Extract every line between the one with "Output a JSON" and the end of the entries, both included, word for word and free of pictures.

____________

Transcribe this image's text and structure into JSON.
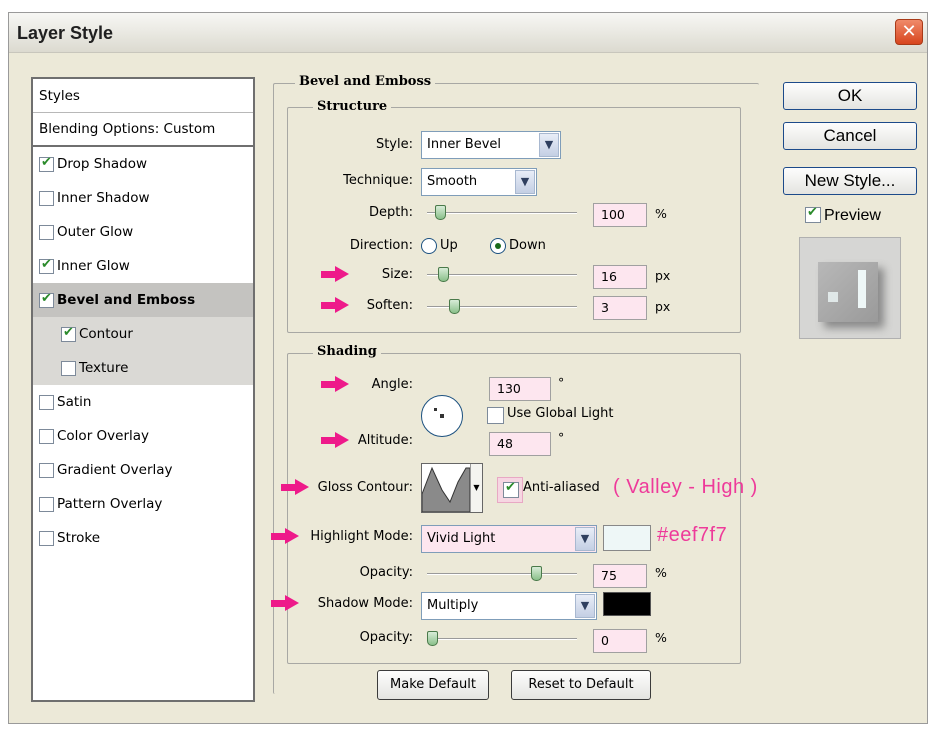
{
  "window": {
    "title": "Layer Style",
    "close_icon": "close-icon"
  },
  "styles_list": {
    "header": "Styles",
    "blending": "Blending Options: Custom",
    "items": [
      {
        "label": "Drop Shadow",
        "checked": true
      },
      {
        "label": "Inner Shadow",
        "checked": false
      },
      {
        "label": "Outer Glow",
        "checked": false
      },
      {
        "label": "Inner Glow",
        "checked": true
      },
      {
        "label": "Bevel and Emboss",
        "checked": true,
        "active": true
      },
      {
        "label": "Contour",
        "checked": true,
        "sub": true
      },
      {
        "label": "Texture",
        "checked": false,
        "sub": true
      },
      {
        "label": "Satin",
        "checked": false
      },
      {
        "label": "Color Overlay",
        "checked": false
      },
      {
        "label": "Gradient Overlay",
        "checked": false
      },
      {
        "label": "Pattern Overlay",
        "checked": false
      },
      {
        "label": "Stroke",
        "checked": false
      }
    ]
  },
  "bevel": {
    "section_title": "Bevel and Emboss",
    "structure": {
      "title": "Structure",
      "style_label": "Style:",
      "style_value": "Inner Bevel",
      "technique_label": "Technique:",
      "technique_value": "Smooth",
      "depth_label": "Depth:",
      "depth_value": "100",
      "depth_unit": "%",
      "depth_slider": 0.06,
      "direction_label": "Direction:",
      "dir_up": "Up",
      "dir_down": "Down",
      "direction_selected": "Down",
      "size_label": "Size:",
      "size_value": "16",
      "size_unit": "px",
      "size_slider": 0.08,
      "soften_label": "Soften:",
      "soften_value": "3",
      "soften_unit": "px",
      "soften_slider": 0.16
    },
    "shading": {
      "title": "Shading",
      "angle_label": "Angle:",
      "angle_value": "130",
      "angle_unit": "°",
      "global_light_label": "Use Global Light",
      "global_light_checked": false,
      "altitude_label": "Altitude:",
      "altitude_value": "48",
      "altitude_unit": "°",
      "gloss_label": "Gloss Contour:",
      "anti_aliased_label": "Anti-aliased",
      "anti_aliased_checked": true,
      "highlight_label": "Highlight Mode:",
      "highlight_value": "Vivid Light",
      "highlight_color": "#eef7f7",
      "opacity1_label": "Opacity:",
      "opacity1_value": "75",
      "opacity1_unit": "%",
      "opacity1_slider": 0.75,
      "shadow_label": "Shadow Mode:",
      "shadow_value": "Multiply",
      "shadow_color": "#000000",
      "opacity2_label": "Opacity:",
      "opacity2_value": "0",
      "opacity2_unit": "%",
      "opacity2_slider": 0.0
    },
    "make_default": "Make Default",
    "reset_default": "Reset to Default"
  },
  "annotations": {
    "contour_note": "( Valley - High )",
    "color_note": "#eef7f7"
  },
  "buttons": {
    "ok": "OK",
    "cancel": "Cancel",
    "new_style": "New Style...",
    "preview_label": "Preview",
    "preview_checked": true
  },
  "colors": {
    "accent_pink": "#ee1a8a",
    "field_pink": "#fde6ef"
  }
}
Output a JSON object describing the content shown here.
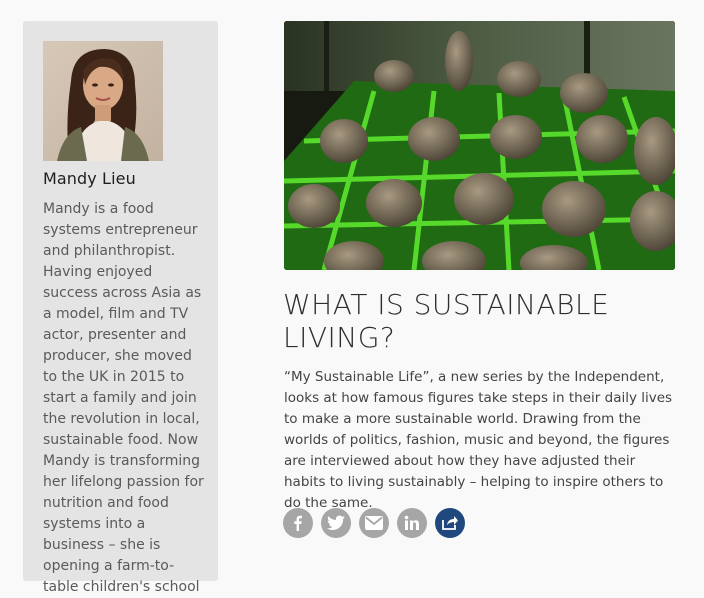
{
  "author": {
    "name": "Mandy Lieu",
    "bio": "Mandy is a food systems entrepreneur and philanthropist. Having enjoyed success across Asia as a model, film and TV actor, presenter and producer, she moved to the UK in 2015 to start a family and join the revolution in local, sustainable food. Now Mandy is transforming her lifelong passion for nutrition and food systems into a business – she is opening a farm-to-table children's school"
  },
  "article": {
    "title": "What is sustainable living?",
    "lede": "“My Sustainable Life”, a new series by the Independent, looks at how famous figures take steps in their daily lives to make a more sustainable world. Drawing from the worlds of politics, fashion, music and beyond, the figures are interviewed about how they have adjusted their habits to living sustainably – helping to inspire others to do the same."
  },
  "share": [
    {
      "icon": "facebook-icon",
      "color": "#a6a6a6"
    },
    {
      "icon": "twitter-icon",
      "color": "#a6a6a6"
    },
    {
      "icon": "email-icon",
      "color": "#a6a6a6"
    },
    {
      "icon": "linkedin-icon",
      "color": "#a6a6a6"
    },
    {
      "icon": "share-icon",
      "color": "#20487e"
    }
  ]
}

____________

■ Written answer
Output a JSON object describing the content shown here.
{
  "author": {
    "name": "Mandy Lieu",
    "bio": "Mandy is a food systems entrepreneur and philanthropist. Having enjoyed success across Asia as a model, film and TV actor, presenter and producer, she moved to the UK in 2015 to start a family and join the revolution in local, sustainable food. Now Mandy is transforming her lifelong passion for nutrition and food systems into a business – she is opening a farm-to-table children's school"
  },
  "article": {
    "title": "What is sustainable living?",
    "lede": "“My Sustainable Life”, a new series by the Independent, looks at how famous figures take steps in their daily lives to make a more sustainable world. Drawing from the worlds of politics, fashion, music and beyond, the figures are interviewed about how they have adjusted their habits to living sustainably – helping to inspire others to do the same."
  },
  "share": [
    {
      "icon": "facebook-icon",
      "color": "#a6a6a6"
    },
    {
      "icon": "twitter-icon",
      "color": "#a6a6a6"
    },
    {
      "icon": "email-icon",
      "color": "#a6a6a6"
    },
    {
      "icon": "linkedin-icon",
      "color": "#a6a6a6"
    },
    {
      "icon": "share-icon",
      "color": "#20487e"
    }
  ]
}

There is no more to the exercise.